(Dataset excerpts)

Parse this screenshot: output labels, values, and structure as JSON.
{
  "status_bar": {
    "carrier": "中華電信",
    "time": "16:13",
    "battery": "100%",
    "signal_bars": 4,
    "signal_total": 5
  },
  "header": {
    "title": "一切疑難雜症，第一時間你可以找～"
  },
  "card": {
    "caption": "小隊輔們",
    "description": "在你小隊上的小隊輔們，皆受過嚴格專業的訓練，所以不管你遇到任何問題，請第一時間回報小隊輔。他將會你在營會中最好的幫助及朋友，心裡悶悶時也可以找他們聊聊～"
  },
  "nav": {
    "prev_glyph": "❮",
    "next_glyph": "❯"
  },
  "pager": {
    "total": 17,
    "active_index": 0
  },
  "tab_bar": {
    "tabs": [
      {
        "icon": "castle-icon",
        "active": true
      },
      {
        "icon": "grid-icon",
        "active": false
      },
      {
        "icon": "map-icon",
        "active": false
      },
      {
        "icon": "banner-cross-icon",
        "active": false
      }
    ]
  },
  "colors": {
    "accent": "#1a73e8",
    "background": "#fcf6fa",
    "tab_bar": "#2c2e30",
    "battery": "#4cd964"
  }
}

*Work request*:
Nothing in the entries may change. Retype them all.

*Task answer*:
Parse this screenshot: output labels, values, and structure as JSON.
{
  "status_bar": {
    "carrier": "中華電信",
    "time": "16:13",
    "battery": "100%",
    "signal_bars": 4,
    "signal_total": 5
  },
  "header": {
    "title": "一切疑難雜症，第一時間你可以找～"
  },
  "card": {
    "caption": "小隊輔們",
    "description": "在你小隊上的小隊輔們，皆受過嚴格專業的訓練，所以不管你遇到任何問題，請第一時間回報小隊輔。他將會你在營會中最好的幫助及朋友，心裡悶悶時也可以找他們聊聊～"
  },
  "nav": {
    "prev_glyph": "❮",
    "next_glyph": "❯"
  },
  "pager": {
    "total": 17,
    "active_index": 0
  },
  "tab_bar": {
    "tabs": [
      {
        "icon": "castle-icon",
        "active": true
      },
      {
        "icon": "grid-icon",
        "active": false
      },
      {
        "icon": "map-icon",
        "active": false
      },
      {
        "icon": "banner-cross-icon",
        "active": false
      }
    ]
  },
  "colors": {
    "accent": "#1a73e8",
    "background": "#fcf6fa",
    "tab_bar": "#2c2e30",
    "battery": "#4cd964"
  }
}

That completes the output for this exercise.